The jobs and economic impact of these investments would be a great boon to all regions of Canada, including rural and remote and Indigenous communities.
When it comes to ‘shovel-ready’ projects, there are many smaller projects—improving and expanding trails, marinas, campgrounds, and other recreational infrastructure—that could be started quickly and done this fiscal year, writes Sara Anghel. Photograph courtesy of Pixabay
With warmer weather sweeping across much of our country, Canadians are venturing outside and looking for safe ways to spend time with family and friends. Outdoor recreation—be it getting on a boat and fishing, hiking through a provincial park, camping in your RV, or motoring along a wooded trail—is the perfect prescription for a lockdown-weary nation.
VANCOUVER (NEWS 1130) — As governments look for long term solutions to seemingly intractable issues, such as mental health and the economy, a new report is highlighting the potential for nature to be at the centre of any COVID-19 recovery plan.
“The current health pandemic has really demonstrated that parks and nature are an essential part of our health care system.

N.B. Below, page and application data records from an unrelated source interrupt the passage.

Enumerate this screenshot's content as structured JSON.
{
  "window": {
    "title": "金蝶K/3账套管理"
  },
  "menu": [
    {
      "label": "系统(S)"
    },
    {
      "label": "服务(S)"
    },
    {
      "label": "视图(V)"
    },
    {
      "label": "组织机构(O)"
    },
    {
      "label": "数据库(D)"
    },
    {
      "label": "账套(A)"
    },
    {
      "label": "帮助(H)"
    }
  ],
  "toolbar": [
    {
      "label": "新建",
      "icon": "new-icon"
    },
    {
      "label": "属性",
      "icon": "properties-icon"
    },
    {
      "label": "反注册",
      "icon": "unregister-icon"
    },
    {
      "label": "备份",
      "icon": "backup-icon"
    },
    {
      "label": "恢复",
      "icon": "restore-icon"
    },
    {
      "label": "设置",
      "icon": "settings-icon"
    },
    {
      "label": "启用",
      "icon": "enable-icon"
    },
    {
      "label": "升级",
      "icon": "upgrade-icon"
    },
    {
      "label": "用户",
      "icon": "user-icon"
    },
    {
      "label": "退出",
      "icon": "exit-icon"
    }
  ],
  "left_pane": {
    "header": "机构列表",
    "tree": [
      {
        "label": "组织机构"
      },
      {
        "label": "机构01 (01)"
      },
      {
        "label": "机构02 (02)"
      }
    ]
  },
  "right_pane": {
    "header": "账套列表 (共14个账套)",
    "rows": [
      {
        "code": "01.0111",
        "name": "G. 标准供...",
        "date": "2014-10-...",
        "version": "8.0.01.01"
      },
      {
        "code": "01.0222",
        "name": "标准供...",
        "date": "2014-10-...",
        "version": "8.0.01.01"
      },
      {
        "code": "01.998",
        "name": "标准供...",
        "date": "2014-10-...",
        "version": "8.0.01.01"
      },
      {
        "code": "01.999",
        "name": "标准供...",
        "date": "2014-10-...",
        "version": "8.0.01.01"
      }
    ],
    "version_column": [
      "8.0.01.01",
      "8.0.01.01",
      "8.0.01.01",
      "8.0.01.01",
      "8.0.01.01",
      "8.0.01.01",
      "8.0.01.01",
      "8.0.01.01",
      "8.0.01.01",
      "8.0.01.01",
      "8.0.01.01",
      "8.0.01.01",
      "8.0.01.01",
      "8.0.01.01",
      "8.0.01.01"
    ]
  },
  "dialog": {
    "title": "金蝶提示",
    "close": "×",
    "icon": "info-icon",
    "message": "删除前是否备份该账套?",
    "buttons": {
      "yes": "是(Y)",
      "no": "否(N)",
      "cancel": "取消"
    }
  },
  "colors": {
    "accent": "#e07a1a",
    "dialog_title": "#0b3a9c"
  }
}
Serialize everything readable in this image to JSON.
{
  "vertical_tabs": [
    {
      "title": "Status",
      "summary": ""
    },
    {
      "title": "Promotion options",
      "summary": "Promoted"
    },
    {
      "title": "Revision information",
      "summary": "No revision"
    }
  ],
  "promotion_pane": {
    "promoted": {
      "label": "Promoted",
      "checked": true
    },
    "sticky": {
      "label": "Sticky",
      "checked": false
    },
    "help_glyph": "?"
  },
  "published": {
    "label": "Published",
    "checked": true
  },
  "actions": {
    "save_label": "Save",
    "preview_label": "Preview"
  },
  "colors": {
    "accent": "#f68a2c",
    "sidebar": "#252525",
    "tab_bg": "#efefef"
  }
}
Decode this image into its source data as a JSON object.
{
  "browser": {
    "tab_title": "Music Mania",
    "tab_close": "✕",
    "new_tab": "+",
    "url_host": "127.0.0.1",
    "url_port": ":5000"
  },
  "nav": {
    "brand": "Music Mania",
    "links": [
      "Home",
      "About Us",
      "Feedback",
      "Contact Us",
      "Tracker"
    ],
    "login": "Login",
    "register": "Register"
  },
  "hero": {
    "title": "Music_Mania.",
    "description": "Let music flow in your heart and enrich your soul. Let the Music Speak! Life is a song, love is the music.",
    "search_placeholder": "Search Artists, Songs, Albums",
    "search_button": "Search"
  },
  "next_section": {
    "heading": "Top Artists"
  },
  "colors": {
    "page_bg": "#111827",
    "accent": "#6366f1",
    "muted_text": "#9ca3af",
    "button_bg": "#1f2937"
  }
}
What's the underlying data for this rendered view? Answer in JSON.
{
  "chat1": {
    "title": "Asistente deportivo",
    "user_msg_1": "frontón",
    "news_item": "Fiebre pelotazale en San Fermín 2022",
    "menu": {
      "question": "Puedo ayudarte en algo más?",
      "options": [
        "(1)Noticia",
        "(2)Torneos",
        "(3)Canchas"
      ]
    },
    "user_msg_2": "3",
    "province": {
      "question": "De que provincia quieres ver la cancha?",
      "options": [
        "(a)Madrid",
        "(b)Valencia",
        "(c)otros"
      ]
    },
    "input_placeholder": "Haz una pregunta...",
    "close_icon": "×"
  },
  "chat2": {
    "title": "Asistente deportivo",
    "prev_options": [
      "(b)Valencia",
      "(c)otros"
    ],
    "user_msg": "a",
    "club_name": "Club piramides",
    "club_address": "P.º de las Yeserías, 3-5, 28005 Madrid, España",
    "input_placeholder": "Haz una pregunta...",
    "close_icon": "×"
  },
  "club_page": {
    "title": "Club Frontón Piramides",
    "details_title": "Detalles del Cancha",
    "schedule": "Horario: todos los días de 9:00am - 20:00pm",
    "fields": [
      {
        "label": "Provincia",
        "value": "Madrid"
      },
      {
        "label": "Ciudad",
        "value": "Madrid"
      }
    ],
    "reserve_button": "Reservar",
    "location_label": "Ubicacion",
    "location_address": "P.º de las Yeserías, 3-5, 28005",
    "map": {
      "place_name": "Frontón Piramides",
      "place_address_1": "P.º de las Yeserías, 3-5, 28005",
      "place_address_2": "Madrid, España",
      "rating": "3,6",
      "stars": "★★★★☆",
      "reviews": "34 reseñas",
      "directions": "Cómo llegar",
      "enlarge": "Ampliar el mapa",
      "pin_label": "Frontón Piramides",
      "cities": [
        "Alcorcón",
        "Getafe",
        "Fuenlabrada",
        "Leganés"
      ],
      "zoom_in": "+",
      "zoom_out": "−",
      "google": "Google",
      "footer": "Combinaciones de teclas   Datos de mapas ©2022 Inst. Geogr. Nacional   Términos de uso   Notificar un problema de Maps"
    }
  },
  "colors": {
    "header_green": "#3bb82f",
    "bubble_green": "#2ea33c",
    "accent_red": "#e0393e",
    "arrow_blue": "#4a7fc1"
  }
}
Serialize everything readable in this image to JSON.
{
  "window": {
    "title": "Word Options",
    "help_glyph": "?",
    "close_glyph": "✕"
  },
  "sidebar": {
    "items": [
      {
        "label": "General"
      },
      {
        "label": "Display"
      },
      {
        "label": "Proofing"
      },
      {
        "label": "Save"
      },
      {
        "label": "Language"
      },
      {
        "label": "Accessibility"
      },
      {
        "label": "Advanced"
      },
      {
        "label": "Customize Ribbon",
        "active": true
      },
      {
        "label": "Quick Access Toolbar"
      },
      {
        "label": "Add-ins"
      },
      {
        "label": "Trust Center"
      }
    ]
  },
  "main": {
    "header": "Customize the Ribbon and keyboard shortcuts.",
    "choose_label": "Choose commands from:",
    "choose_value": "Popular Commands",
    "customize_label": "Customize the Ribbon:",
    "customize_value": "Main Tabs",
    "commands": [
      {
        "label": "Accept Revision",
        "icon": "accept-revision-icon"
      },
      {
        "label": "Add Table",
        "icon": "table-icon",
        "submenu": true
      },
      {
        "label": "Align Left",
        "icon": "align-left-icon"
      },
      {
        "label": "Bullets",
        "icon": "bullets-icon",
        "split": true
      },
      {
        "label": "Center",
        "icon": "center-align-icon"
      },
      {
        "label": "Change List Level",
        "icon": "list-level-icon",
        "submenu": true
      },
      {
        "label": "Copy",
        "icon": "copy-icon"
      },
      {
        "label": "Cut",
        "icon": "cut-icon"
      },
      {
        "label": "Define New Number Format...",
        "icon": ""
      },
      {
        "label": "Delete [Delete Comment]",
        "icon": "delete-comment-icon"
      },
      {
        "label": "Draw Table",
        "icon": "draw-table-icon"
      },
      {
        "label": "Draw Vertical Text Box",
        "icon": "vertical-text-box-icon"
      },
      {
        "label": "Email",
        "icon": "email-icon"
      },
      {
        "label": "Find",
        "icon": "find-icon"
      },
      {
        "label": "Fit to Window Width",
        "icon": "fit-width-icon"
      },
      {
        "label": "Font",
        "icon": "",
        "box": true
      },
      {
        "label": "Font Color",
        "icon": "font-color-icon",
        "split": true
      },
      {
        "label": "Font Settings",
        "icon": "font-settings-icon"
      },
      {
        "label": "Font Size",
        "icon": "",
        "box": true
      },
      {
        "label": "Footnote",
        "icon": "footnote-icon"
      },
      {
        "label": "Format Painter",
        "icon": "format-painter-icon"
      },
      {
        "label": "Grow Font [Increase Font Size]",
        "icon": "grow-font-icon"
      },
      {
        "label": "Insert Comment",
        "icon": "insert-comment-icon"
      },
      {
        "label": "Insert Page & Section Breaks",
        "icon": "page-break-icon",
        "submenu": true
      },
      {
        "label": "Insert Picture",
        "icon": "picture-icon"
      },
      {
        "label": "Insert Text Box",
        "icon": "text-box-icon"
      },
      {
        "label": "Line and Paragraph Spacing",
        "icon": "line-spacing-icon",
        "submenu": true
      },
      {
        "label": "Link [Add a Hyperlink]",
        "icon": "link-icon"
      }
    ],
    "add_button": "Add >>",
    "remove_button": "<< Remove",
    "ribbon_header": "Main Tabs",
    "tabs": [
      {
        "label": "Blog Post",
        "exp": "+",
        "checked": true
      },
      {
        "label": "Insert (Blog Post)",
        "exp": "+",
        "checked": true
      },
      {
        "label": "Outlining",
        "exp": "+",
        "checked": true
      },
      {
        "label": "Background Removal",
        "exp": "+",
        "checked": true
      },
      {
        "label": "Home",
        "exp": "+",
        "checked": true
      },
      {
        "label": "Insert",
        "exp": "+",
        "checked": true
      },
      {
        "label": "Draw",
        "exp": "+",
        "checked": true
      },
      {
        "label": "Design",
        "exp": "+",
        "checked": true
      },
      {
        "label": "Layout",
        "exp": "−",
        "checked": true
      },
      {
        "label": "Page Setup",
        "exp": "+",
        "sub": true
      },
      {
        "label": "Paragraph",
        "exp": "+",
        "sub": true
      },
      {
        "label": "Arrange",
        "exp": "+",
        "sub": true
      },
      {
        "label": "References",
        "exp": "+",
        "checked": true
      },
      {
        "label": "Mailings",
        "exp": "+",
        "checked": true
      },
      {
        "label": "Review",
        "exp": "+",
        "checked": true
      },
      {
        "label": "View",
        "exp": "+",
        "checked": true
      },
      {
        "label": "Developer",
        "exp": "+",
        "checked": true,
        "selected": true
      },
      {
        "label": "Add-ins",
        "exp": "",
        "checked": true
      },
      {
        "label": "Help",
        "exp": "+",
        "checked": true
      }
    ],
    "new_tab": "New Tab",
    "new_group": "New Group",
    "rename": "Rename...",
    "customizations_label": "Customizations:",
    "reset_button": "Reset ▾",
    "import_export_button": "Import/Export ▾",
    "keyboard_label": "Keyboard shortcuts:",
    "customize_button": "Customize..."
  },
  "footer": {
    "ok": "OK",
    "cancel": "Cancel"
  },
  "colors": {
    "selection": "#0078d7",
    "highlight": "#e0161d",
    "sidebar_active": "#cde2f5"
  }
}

They’re critical to reducing stress and improving wellbeing,” says Tori Ball, a terrestrial campaigner with CPAWS.